Supplied records START
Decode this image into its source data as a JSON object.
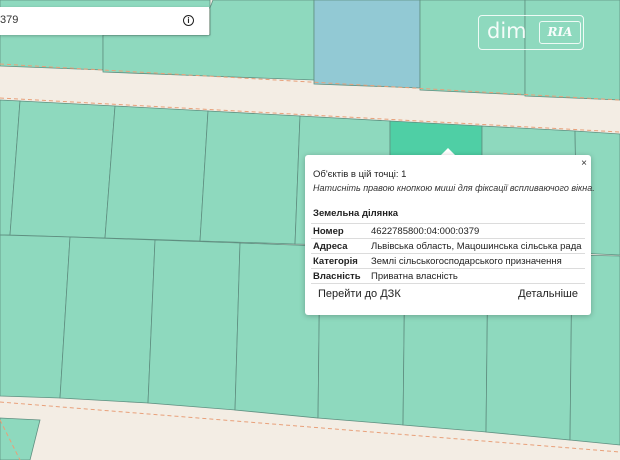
{
  "search": {
    "value": "379"
  },
  "watermark": {
    "brand_left": "dim",
    "brand_right": "RIA"
  },
  "popup": {
    "objects_count_text": "Об'єктів в цій точці: 1",
    "hint_text": "Натисніть правою кнопкою миші для фіксації вспливаючого вікна.",
    "section_title": "Земельна ділянка",
    "rows": [
      {
        "label": "Номер",
        "value": "4622785800:04:000:0379"
      },
      {
        "label": "Адреса",
        "value": "Львівська область, Мацошинська сільська рада"
      },
      {
        "label": "Категорія",
        "value": "Землі сільськогосподарського призначення"
      },
      {
        "label": "Власність",
        "value": "Приватна власність"
      }
    ],
    "close_label": "×",
    "dzk_button_label": "Перейти до ДЗК",
    "details_button_label": "Детальніше"
  },
  "colors": {
    "parcel": "#8ed9be",
    "parcel_selected": "#4fcfa5",
    "parcel_blue": "#92c9d4",
    "road": "#f3ede4",
    "parcel_border": "#5f8f80",
    "boundary_dashed": "#e8a07a"
  },
  "icons": {
    "info": "info-circle-icon",
    "close": "close-icon"
  }
}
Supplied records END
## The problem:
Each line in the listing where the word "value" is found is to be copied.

## Answer section:
    "value": "379"
        "value": "4622785800:04:000:0379"
        "value": "Львівська область, Мацошинська сільська рада"
        "value": "Землі сільськогосподарського призначення"
        "value": "Приватна власність"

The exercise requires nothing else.